The directed acceleration of ions with lasers is one of the current challenges in the field of light-matter interaction. This process can be realized by a series of laser-induced phenomena in the plasma, but specifically by the transfer of the directed pulse of the laser field, the so-called light pressure.

The use of light pressure requires enormous demands on the laser intensity and the temporal shape of the laser pulse. For this, the theory predicts a large energy transfer from the laser field into the ion beam to be generated and a rather narrow energy distribution, which are both prerequisites for many applications.

Physicists of the Max Born Institute (MBI) in Berlin and the Max Planck Institute for Quantum Optics (MPQ) in Garching and the LMU in Munich were now able to apply this principle in experiments (Phys. Rev. Lett. 103 (24), 245003 (2009)) demonstrate. The key to success lies in the preference of the momentum transfer between the laser field and the target while at the same time suppressing unwanted heating of the electrons in the target. This is achieved by generating laser pulses with an ultra-high temporal contrast (by the high-field laser of MBI-Berlin) irradiating ultra-thin diamond films (manufactured at the MPQ / LMU). The results demonstrate an efficient ion beam generation while simultaneously reducing the kinetic energy distribution of the ions.

Original publication

Radiation-pressure acceleration of ion beams driven by circularly polarized laser pulses

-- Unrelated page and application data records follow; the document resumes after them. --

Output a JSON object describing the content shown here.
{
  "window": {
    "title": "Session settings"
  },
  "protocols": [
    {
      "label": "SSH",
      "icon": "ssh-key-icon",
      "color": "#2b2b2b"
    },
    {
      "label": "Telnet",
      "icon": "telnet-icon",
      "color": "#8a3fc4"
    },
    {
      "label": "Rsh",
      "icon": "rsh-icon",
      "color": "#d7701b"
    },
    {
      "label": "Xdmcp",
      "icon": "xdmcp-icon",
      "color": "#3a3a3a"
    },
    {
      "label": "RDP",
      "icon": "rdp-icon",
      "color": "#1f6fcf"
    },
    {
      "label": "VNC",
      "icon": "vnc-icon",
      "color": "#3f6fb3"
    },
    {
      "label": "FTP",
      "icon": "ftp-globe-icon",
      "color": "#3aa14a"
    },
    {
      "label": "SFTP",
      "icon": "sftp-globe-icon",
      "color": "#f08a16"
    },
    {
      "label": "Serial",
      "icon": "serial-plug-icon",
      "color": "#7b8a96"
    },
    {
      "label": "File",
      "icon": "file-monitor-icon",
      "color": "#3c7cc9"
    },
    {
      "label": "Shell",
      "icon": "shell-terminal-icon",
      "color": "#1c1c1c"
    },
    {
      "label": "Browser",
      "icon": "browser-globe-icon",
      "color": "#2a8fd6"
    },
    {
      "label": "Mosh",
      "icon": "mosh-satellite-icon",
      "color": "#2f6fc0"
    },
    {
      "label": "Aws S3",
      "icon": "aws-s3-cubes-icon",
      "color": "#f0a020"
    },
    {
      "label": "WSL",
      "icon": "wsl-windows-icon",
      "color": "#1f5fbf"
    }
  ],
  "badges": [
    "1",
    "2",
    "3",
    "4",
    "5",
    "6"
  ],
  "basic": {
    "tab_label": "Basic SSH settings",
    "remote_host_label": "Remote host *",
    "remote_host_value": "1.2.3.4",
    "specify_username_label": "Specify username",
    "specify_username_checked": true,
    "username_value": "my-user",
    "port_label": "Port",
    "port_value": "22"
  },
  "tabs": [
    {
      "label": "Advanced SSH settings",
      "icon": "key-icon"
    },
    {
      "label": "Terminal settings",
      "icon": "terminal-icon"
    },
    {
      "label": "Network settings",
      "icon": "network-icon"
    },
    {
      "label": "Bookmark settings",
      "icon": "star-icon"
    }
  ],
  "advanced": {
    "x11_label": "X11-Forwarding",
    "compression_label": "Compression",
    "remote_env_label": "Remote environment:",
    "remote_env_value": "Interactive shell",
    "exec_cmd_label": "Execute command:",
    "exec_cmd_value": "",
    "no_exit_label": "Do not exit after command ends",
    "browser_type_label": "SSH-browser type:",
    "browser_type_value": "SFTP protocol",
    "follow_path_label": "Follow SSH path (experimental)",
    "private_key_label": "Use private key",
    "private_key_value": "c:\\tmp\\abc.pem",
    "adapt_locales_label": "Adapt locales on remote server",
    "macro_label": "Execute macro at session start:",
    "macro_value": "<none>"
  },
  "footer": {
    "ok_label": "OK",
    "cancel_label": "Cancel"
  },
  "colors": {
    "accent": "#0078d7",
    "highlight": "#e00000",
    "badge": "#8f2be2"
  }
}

A. Henig, S. Steinke, M. Schnürer, T. Sokollik, R. Hörlein, D. Kiefer, D. Jung, J. Schreiber, B. M. Hegelich, X. Q. Yan, J. Meyer-ter-Vehn, T. Tajima, P.V. Nickles, W. Sandner, D. Habs

Physical Review Letters 103 (2009) 245003/1-4